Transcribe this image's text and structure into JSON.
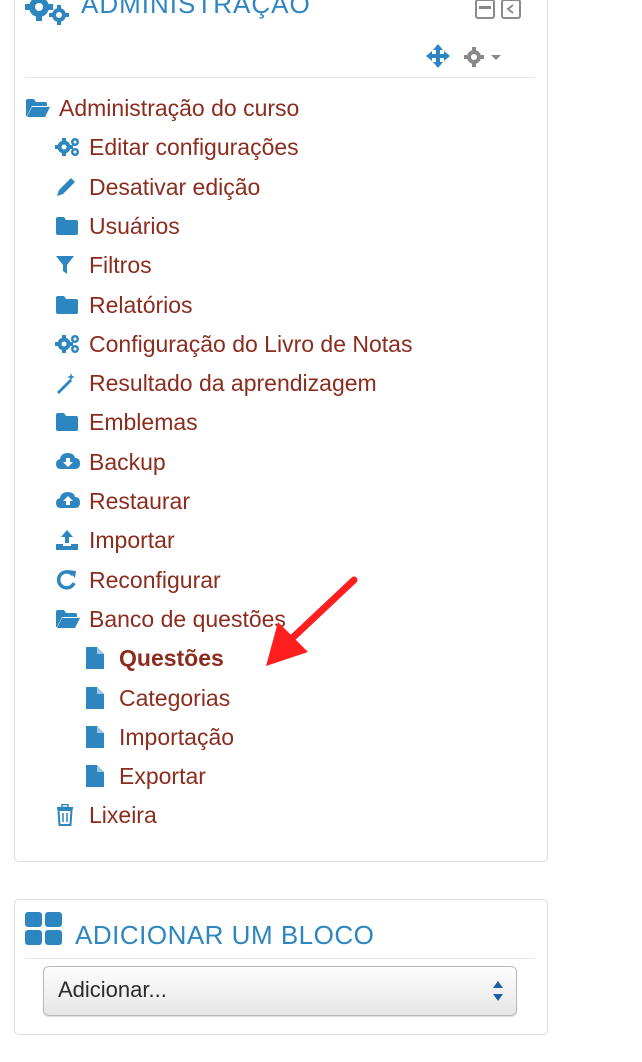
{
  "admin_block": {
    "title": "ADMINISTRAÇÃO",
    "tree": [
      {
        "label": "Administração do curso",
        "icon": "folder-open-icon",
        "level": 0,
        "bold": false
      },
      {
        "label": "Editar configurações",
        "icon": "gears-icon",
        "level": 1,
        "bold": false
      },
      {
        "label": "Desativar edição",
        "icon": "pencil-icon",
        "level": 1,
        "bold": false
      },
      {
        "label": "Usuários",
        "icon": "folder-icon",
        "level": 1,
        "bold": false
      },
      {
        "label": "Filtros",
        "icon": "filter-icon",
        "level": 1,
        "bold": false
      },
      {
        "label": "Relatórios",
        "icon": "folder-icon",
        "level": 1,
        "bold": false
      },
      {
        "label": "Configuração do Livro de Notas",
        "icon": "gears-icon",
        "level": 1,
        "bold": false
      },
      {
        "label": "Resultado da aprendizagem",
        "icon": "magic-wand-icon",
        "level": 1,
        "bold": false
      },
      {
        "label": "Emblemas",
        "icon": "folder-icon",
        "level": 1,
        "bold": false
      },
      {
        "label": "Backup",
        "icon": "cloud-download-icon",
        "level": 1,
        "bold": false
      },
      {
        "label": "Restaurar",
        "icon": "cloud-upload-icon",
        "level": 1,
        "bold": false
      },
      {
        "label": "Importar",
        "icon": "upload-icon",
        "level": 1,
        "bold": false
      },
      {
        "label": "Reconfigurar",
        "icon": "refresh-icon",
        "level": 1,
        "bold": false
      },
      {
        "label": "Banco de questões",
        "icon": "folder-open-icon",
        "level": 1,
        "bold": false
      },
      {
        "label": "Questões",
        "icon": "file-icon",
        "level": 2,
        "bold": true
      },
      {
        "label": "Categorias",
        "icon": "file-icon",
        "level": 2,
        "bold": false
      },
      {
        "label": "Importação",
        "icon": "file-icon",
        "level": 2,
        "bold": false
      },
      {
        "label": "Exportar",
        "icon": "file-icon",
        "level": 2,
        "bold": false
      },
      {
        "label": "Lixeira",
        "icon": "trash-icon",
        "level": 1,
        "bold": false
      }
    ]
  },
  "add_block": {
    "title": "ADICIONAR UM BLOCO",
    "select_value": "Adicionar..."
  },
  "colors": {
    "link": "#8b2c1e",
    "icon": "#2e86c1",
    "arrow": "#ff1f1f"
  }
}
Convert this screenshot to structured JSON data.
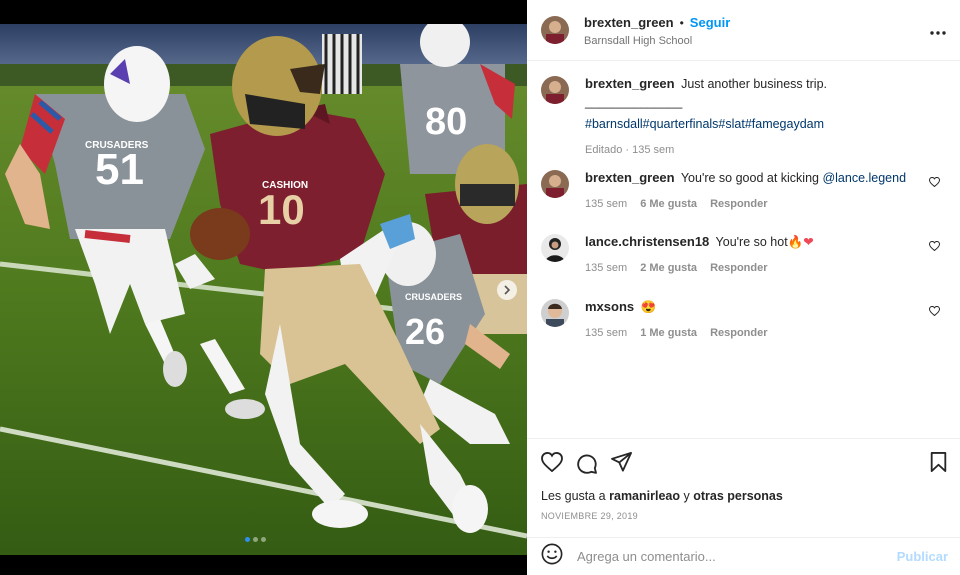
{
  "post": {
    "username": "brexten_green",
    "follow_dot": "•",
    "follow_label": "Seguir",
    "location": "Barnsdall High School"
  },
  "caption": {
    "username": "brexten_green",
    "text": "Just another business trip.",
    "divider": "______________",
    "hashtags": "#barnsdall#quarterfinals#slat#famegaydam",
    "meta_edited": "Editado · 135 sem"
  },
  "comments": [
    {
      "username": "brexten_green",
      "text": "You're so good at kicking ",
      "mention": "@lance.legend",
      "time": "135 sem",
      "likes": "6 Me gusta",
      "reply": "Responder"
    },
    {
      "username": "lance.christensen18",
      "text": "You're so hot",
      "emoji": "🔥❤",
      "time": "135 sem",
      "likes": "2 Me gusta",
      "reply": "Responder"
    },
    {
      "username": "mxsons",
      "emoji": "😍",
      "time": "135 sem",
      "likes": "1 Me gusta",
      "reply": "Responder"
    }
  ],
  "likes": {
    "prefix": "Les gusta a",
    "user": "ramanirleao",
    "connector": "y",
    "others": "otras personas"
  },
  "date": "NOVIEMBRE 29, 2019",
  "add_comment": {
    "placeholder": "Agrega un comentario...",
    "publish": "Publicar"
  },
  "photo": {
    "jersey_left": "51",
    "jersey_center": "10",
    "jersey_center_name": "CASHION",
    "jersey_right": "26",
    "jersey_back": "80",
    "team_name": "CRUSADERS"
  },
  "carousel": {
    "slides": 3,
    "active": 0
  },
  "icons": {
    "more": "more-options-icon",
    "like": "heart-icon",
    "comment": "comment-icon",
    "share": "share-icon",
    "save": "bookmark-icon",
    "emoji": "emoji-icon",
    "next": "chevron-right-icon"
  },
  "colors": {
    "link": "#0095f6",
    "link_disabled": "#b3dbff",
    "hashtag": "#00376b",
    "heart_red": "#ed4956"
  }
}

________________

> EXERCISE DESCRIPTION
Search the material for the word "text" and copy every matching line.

> TASK RESPONSE
Transcribe this image's text and structure into JSON.
    "text": "Just another business trip.",
      "text": "You're so good at kicking ",
      "text": "You're so hot",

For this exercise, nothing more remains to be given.